Data records for software interfaces

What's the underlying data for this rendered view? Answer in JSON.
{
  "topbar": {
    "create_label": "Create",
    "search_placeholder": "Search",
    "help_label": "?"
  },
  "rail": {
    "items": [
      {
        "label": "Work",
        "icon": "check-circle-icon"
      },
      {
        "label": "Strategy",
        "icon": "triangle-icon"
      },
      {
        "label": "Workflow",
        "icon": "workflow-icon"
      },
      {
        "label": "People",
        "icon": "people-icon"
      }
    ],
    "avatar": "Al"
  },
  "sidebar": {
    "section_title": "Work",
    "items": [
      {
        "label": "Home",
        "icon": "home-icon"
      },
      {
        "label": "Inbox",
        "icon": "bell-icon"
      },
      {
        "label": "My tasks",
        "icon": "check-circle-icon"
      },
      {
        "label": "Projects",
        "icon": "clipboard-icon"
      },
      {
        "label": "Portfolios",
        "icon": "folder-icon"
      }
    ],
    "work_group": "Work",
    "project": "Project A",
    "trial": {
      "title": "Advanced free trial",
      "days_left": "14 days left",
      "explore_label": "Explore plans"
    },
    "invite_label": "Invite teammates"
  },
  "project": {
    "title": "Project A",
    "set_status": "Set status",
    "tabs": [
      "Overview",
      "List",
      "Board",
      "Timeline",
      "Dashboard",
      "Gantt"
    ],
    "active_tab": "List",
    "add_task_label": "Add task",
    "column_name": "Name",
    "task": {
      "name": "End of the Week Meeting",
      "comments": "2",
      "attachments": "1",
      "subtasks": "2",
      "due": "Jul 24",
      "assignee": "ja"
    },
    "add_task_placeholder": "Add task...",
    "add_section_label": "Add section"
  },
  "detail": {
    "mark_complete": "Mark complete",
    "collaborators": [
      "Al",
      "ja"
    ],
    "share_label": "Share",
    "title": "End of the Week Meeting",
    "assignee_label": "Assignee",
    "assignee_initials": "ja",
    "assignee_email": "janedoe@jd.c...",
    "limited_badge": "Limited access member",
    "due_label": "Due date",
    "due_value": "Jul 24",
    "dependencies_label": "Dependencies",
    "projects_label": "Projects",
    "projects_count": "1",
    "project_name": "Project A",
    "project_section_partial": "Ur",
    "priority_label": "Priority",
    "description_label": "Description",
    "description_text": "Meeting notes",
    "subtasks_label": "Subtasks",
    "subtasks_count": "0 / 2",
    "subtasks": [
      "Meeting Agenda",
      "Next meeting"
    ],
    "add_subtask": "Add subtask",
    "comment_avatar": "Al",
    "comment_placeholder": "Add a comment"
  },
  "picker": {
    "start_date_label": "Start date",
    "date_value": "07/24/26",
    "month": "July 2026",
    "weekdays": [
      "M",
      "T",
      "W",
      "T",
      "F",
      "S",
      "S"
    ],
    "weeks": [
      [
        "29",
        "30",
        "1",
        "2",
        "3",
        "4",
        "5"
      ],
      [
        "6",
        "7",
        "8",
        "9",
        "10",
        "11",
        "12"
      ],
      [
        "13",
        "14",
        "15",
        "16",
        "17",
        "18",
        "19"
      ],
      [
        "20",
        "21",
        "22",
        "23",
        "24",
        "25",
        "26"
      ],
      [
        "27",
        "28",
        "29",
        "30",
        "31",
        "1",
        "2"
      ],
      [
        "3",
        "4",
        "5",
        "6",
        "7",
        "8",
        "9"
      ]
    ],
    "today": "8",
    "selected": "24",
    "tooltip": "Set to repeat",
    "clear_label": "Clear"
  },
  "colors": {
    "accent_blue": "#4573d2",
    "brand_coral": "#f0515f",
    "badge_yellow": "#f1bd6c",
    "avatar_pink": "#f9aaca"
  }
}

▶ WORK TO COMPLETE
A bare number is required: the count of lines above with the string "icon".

▶ ANSWER
9